Weed Guide > Whitetop


White Top2

Scientific Name:Cardaria draba

Family: Brassicaceae (Mustard Family)

Other common names: hoary cress

Life-Cycle: Perennial that reproduces by seed and rhizomatous roots

Description Bloom
(varies by elevation)
What to Do When? Invades Undisturbed Land State Class
8-20" tall on an upright stalk with dense clusters of flowers. Leaves somewhat hairy, large and lance-shaped. Can cover large areas. Clusters of small white flowers bloom in May & June. Flowers have 4 petals in a cross shape. Aggressively treat new populations. Repeatedly handpull small populations; consider herbicides and competing vegetation. April-May when ground is wet, before it goes to seed. Yes! Colonizes a variety of habitats but tends to prefer moist soil. Rapidly expanding in the Methow. C

General Description

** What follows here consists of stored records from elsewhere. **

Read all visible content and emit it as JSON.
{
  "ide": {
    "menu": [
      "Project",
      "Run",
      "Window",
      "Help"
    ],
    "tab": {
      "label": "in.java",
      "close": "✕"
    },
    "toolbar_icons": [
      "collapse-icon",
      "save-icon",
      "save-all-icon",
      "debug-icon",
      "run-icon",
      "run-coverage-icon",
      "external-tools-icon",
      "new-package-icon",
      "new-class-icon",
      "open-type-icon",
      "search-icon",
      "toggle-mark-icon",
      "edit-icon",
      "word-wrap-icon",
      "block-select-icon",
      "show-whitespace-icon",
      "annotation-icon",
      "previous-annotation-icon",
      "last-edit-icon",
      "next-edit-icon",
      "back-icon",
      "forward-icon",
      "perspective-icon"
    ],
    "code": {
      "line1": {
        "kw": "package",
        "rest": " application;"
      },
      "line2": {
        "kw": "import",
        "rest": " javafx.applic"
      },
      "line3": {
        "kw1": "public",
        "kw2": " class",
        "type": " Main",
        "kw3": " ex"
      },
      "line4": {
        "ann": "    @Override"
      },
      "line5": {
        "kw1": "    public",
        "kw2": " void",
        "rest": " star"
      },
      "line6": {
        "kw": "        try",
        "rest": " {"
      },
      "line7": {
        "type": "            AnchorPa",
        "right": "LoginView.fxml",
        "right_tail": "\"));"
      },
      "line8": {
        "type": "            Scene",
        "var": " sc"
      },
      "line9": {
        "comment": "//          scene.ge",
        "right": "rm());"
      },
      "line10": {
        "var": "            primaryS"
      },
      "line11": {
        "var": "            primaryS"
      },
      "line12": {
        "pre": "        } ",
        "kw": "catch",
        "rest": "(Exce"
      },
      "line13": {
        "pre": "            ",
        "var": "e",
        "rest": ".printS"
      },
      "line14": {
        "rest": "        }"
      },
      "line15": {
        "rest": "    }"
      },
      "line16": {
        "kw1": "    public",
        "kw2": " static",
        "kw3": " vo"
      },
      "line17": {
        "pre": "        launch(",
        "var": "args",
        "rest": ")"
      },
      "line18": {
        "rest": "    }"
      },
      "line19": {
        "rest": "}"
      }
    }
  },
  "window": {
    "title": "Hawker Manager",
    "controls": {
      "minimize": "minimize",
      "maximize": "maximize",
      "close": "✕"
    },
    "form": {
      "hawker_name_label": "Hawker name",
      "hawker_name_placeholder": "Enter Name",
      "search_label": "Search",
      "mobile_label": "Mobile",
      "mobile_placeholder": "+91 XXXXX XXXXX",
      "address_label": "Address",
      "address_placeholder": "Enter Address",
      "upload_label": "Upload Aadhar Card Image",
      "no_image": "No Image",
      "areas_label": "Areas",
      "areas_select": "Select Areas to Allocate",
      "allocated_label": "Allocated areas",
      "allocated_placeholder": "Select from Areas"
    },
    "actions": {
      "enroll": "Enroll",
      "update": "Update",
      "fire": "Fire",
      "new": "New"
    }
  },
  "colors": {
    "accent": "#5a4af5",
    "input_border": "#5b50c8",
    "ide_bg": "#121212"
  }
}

  • Whitetop is a perennial that prefers moist, disturbed places such as sub-irrigated pastures, hay and alfalfa fields, rangeland, roadsides and ditch banks.
  • It spreads via its creeping deep root system, and seeds; it is spreading rapidly in the Methow and is hard to eradicate.
  • From a distance, whitetop can be confused with white flowered native plants like yarrow and desert buckwheat. A close up look reveals a hardy herbaceous plant that forms dense monocultures if not controlled.
  • An upright single stem eight to twenty inches tall quickly forms clumps of many stems.
  • A flat or dome-shaped cluster of tiny white flowers tops each stem; each flower has four petals. Flowers become cream-colored with age.
  • At first, leaves form a rosette at the base of the stem and are somewhat grayish green, hairy and lance-shaped. As the plant grows, leaves become more bright green, waxy and broad.

Whitetop rosette


  • Whitetop is a perennial, meaning it comes back year after year from the same root system, which in this case is continually expanding downward and outward.
  • Blooms in late April, May and early June; begins producing seeds about a month later.
  • If conditions are right, a second bloom may happen in late summer/early fall.
  • Spreads via seeds (look like heart-shaped capsules) and extensive roots.
  • Roots regenerate after disturbances, including hand-pulling if you don't get the entire root.

Prevention & Control


  • Detect and eradicate new plants early; survey your property at least a few times each spring/summer.
  • Refrain from driving vehicles and machinery through infested areas during seeding.
  • Livestock should not graze weed-infested areas during flowering and seed set.
  • Avoid whitetop patches during excavation, cultivation or other ground disturbance.
  • Screen irrigation water before it enters a field or your irrigation pipes.

Hand Pull

  • Hand-pulling or digging should only be an option on very small populations, as early in the season as possible (within 10 days of emergence is recommended). You must get the entire root to be successful, and repeat often to get new plants that continue to emerge.

Mowing, Grazing, Cultivation and Biocontrols

  • Mowing or weed-whacking at ground level during flowering reduces seed production but does not provide long-term control.
  • Planting competitive legumes, such as alfalfa, can reduce whitetop. Cultivation needs to be deep (at least 6") and repeated to expose and kill roots before planting a crop.
  • Neither grazing nor burning is recommended for controlling whitetop.
  • Biocontrol research is being done but no biocontrol for whitetop exists now.


  • Spraying an herbicide while plants are in the rosette stage, both early in the spring as well as later in the fall can be very effective; repeated applications may be needed for 2-3 years.
  • Because the leaves are waxy, a surfactant needs to be mixed with the herbicide.
  • Use a "selective" herbicide if you don't want to kill native grasses when you spray.

See the whole “Toolbox of Weed Control Methods” for more details.

Interesting Tidbits

  • A single plant, starting on a small stalk, can spread to an area 12 feet in diameter in its first year. Subsequent increases range from 2 to 5 feet per year.
  • Typically just after arrowleaf balsamroot have covered hillsides in yellow and are starting to fade, you will begin to see large areas covered in white - this is whitetop.
  • Whitetop is in the mustard family and has the characteristic spicy mustard flavor of arugula or cress; young leaves and blooms are surprisingly tasty additions to salads, just be sure it has not beensprayed with herbicide.